USES: This shrub grows to approximately 4 – 5 ft. High and wide, depending on how much you prune it, so allow plenty of room for it to develop.  

 
It makes a lovely screening shrub, either in front of a wall or blocking pool equipment, etc.  It also serves as a colorful background shrub for smaller perennials such as damianita, blackfoot daisy, Parry’s penstemon, gold or purple lantana and desert marigold.  
 
Baja fairy duster can take full sun and reflected heat but can also grow in light shade.  It is not particular about soil as long as it is well-drained.
  
 Baja fairy duster in the middle of a desert landscape, flanked by desert spoon to the left and ‘Torch Glow’ bougainvillea to the right.  Red yucca is in the foreground.
 
MAINTENANCE:  As I mentioned before, this is a very low-maintenance shrub.  Some people shear this shrub, which I DO NOT recommend.  This removes most of the flowers and takes away from the natural shape of this shrub.  However, it’s size can be controlled with proper pruning.  Pruning should be done in late spring and should be performed with hand-pruners, NOT hedge clippers.
 
Baja fairy duster does require regular irrigation until established but then is relatively drought-tolerant.  However, proper watering is needed for it to look its best and flower regularly, which is what I do.  

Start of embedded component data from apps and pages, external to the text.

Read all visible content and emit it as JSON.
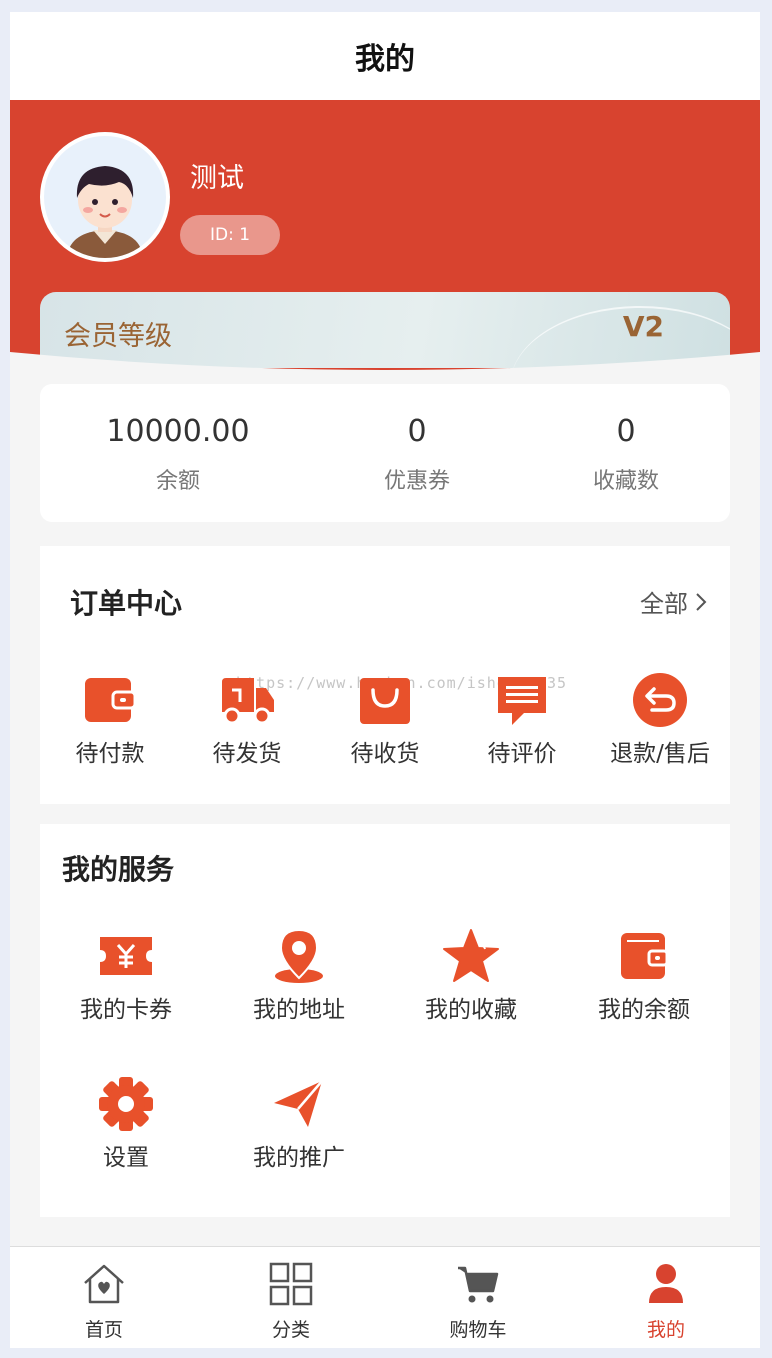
{
  "navbar": {
    "title": "我的"
  },
  "profile": {
    "username": "测试",
    "id_label": "ID: 1"
  },
  "member": {
    "label": "会员等级",
    "level": "V2"
  },
  "stats": [
    {
      "value": "10000.00",
      "label": "余额"
    },
    {
      "value": "0",
      "label": "优惠券"
    },
    {
      "value": "0",
      "label": "收藏数"
    }
  ],
  "orders": {
    "title": "订单中心",
    "all_label": "全部",
    "watermark": "https://www.huzhan.com/ishop11135",
    "items": [
      {
        "label": "待付款",
        "icon": "wallet-icon"
      },
      {
        "label": "待发货",
        "icon": "truck-icon"
      },
      {
        "label": "待收货",
        "icon": "shopping-bag-icon"
      },
      {
        "label": "待评价",
        "icon": "comment-icon"
      },
      {
        "label": "退款/售后",
        "icon": "return-icon"
      }
    ]
  },
  "services": {
    "title": "我的服务",
    "items": [
      {
        "label": "我的卡券",
        "icon": "coupon-icon"
      },
      {
        "label": "我的地址",
        "icon": "location-icon"
      },
      {
        "label": "我的收藏",
        "icon": "star-icon"
      },
      {
        "label": "我的余额",
        "icon": "wallet-icon"
      },
      {
        "label": "设置",
        "icon": "gear-icon"
      },
      {
        "label": "我的推广",
        "icon": "paper-plane-icon"
      }
    ]
  },
  "tabbar": {
    "items": [
      {
        "label": "首页",
        "icon": "home-icon"
      },
      {
        "label": "分类",
        "icon": "grid-icon"
      },
      {
        "label": "购物车",
        "icon": "cart-icon"
      },
      {
        "label": "我的",
        "icon": "user-icon",
        "active": true
      }
    ]
  },
  "colors": {
    "accent": "#d8432f",
    "icon": "#e8512b",
    "member_text": "#9a6434"
  }
}
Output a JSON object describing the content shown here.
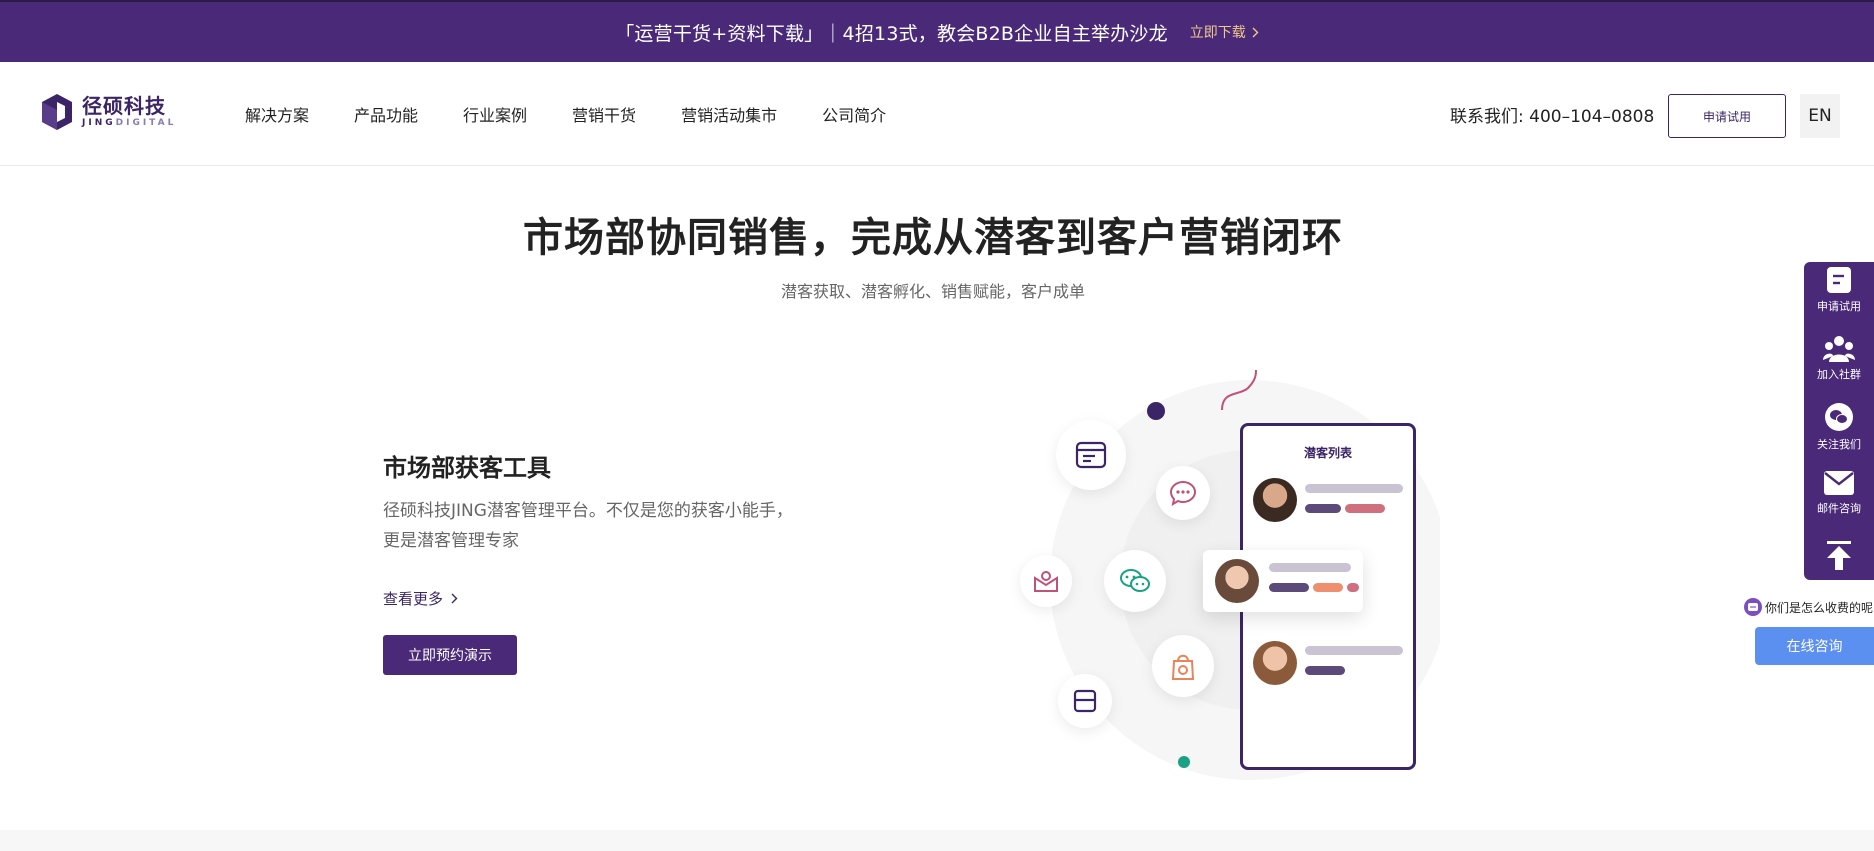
{
  "banner": {
    "text": "「运营干货+资料下载」｜4招13式，教会B2B企业自主举办沙龙",
    "link_label": "立即下载"
  },
  "header": {
    "logo_cn": "径硕科技",
    "logo_en_a": "JING",
    "logo_en_b": "DIGITAL",
    "nav": [
      {
        "label": "解决方案"
      },
      {
        "label": "产品功能"
      },
      {
        "label": "行业案例"
      },
      {
        "label": "营销干货"
      },
      {
        "label": "营销活动集市"
      },
      {
        "label": "公司简介"
      }
    ],
    "contact": "联系我们: 400–104–0808",
    "trial_label": "申请试用",
    "lang_label": "EN"
  },
  "hero": {
    "title": "市场部协同销售，完成从潜客到客户营销闭环",
    "subtitle": "潜客获取、潜客孵化、销售赋能，客户成单"
  },
  "feature": {
    "title": "市场部获客工具",
    "description": "径硕科技JING潜客管理平台。不仅是您的获客小能手，更是潜客管理专家",
    "more_label": "查看更多",
    "demo_label": "立即预约演示"
  },
  "illustration": {
    "phone_title": "潜客列表"
  },
  "sidebar": {
    "items": [
      {
        "label": "申请试用",
        "icon": "form-icon"
      },
      {
        "label": "加入社群",
        "icon": "community-icon"
      },
      {
        "label": "关注我们",
        "icon": "wechat-icon"
      },
      {
        "label": "邮件咨询",
        "icon": "mail-icon"
      }
    ]
  },
  "chat": {
    "hint": "你们是怎么收费的呢",
    "online_label": "在线咨询"
  },
  "colors": {
    "brand_purple": "#4a2a78",
    "accent_blue": "#5b8ff0",
    "banner_link": "#f0c98a"
  }
}
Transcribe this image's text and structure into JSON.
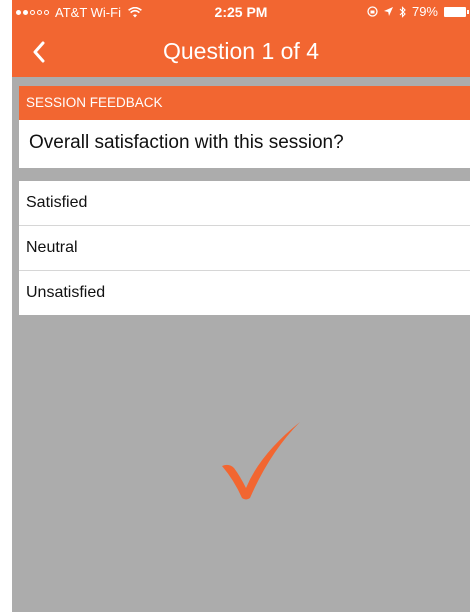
{
  "status_bar": {
    "carrier": "AT&T Wi-Fi",
    "time": "2:25 PM",
    "battery": "79%",
    "signal_full": 2,
    "signal_total": 5
  },
  "nav": {
    "back_icon": "chevron-left-icon",
    "title": "Question 1 of 4"
  },
  "survey": {
    "section": "SESSION FEEDBACK",
    "question": "Overall satisfaction with this session?",
    "options": [
      "Satisfied",
      "Neutral",
      "Unsatisfied"
    ]
  },
  "overlay": {
    "icon": "checkmark-icon",
    "color": "#f26631"
  },
  "colors": {
    "accent": "#f26631",
    "overlay_bg": "#acacac"
  }
}
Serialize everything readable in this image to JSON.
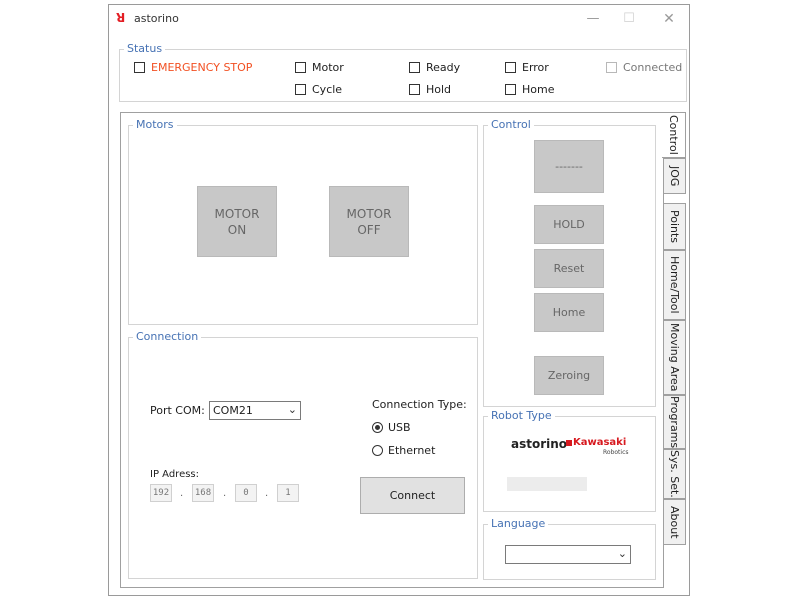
{
  "window": {
    "title": "astorino",
    "logo_glyph": "ꓤ",
    "minimize": "—",
    "maximize": "☐",
    "close": "✕"
  },
  "status": {
    "label": "Status",
    "emergency_stop": "EMERGENCY STOP",
    "motor": "Motor",
    "ready": "Ready",
    "error": "Error",
    "connected": "Connected",
    "cycle": "Cycle",
    "hold": "Hold",
    "home": "Home"
  },
  "motors": {
    "label": "Motors",
    "motor_on": "MOTOR\nON",
    "motor_off": "MOTOR\nOFF"
  },
  "control": {
    "label": "Control",
    "top_button": "-------",
    "hold": "HOLD",
    "reset": "Reset",
    "home": "Home",
    "zeroing": "Zeroing"
  },
  "connection": {
    "label": "Connection",
    "port_label": "Port COM:",
    "port_value": "COM21",
    "type_label": "Connection Type:",
    "usb": "USB",
    "ethernet": "Ethernet",
    "selected_type": "USB",
    "ip_label": "IP Adress:",
    "ip": [
      "192",
      "168",
      "0",
      "1"
    ],
    "ip_sep": ".",
    "connect": "Connect"
  },
  "robot_type": {
    "label": "Robot Type",
    "brand": "astorino",
    "maker": "Kawasaki",
    "maker_sub": "Robotics"
  },
  "language": {
    "label": "Language",
    "value": ""
  },
  "tabs": [
    "Control",
    "JOG",
    "Points",
    "Home/Tool",
    "Moving Area",
    "Programs",
    "Sys. Set.",
    "About"
  ],
  "colors": {
    "group_label": "#4672b4",
    "emergency": "#f25022",
    "button_gray": "#c8c8c8",
    "kawasaki_red": "#d7191f"
  }
}
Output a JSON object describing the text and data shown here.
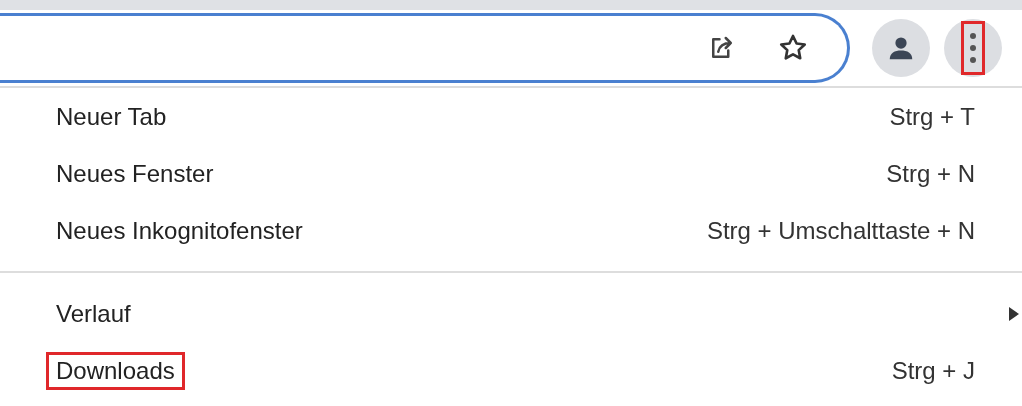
{
  "toolbar": {
    "menu_button_highlighted": true
  },
  "menu": [
    {
      "kind": "item",
      "label": "Neuer Tab",
      "shortcut": "Strg + T",
      "submenu": false,
      "highlighted": false
    },
    {
      "kind": "item",
      "label": "Neues Fenster",
      "shortcut": "Strg + N",
      "submenu": false,
      "highlighted": false
    },
    {
      "kind": "item",
      "label": "Neues Inkognitofenster",
      "shortcut": "Strg + Umschalttaste + N",
      "submenu": false,
      "highlighted": false
    },
    {
      "kind": "divider"
    },
    {
      "kind": "item",
      "label": "Verlauf",
      "submenu": true,
      "highlighted": false
    },
    {
      "kind": "item",
      "label": "Downloads",
      "shortcut": "Strg + J",
      "submenu": false,
      "highlighted": true
    }
  ]
}
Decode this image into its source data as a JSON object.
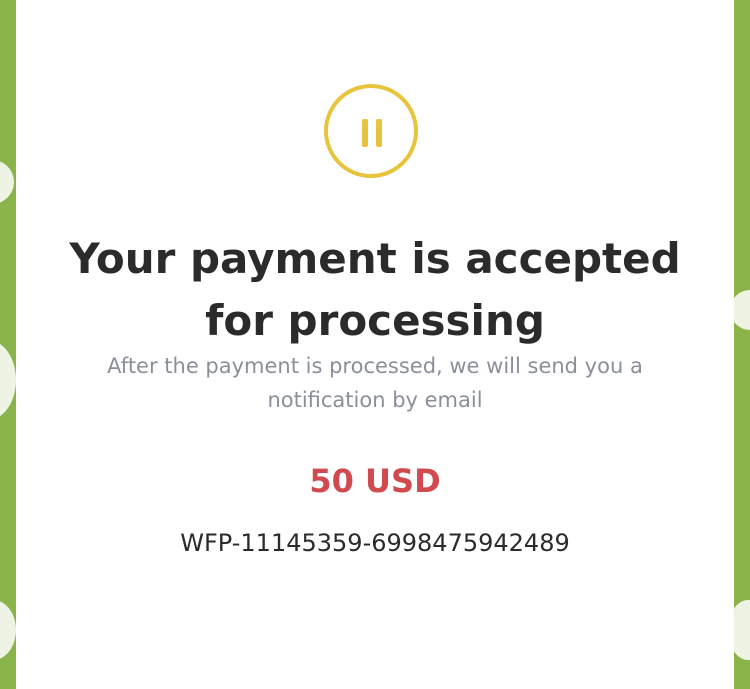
{
  "colors": {
    "background_green": "#8ab34a",
    "card": "#ffffff",
    "status_icon": "#e8c43c",
    "title": "#2b2b2b",
    "subtitle": "#8a8f99",
    "amount": "#d04a4f"
  },
  "status": {
    "icon": "pause-icon",
    "title": "Your payment is accepted for processing",
    "message": "After the payment is processed, we will send you a notification by email"
  },
  "payment": {
    "amount": "50 USD",
    "order_id": "WFP-11145359-6998475942489"
  }
}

Other than adding compost to the planting hole, no other amendments or fertilizer is needed.  Most native desert plants have been adapted to growing in our nutrient deficient soils and do best when left alone in terms of fertilizing.  I tell my clients to fertilize only if the plant shows symptoms of a nutrient deficiency.
 
So, go to your local plant nursery and get some of these beautiful shrubs for your garden.  Then, while you sit and enjoy its beauty, you can debate what you love most about it….the beautiful year-round flowers, the hummingbirds it attracts, it’s low-maintenance, or come up with your reasons.

 

 
Late August is a time when I usually lightly prune a few of my summer flowering shrubs. 

I just finished pruning my Red Bird-of-Paradise (Caesalpinia pulcherrima), taking off about 1/3 of the height. This will help to promote additional flowers in early October.

The key word here is to prune lightly, not severely prune. By pruning carefully at this time, it will help your plants look better throughout the winter months instead of looking messy and overgrown. Light pruning will also enable your plants to produce some new growth before the weather cools down and most plants stop growing.

 

Another plant that this works well for is many of your Lantana species. Lantana often suffers frost damage in the winter (in zones 9 and below) and by pruning lightly, it will minimize the size of the unsightly frost damage in winter.

In general, this method of pruning works well for most summer-flowering shrubs and perennials.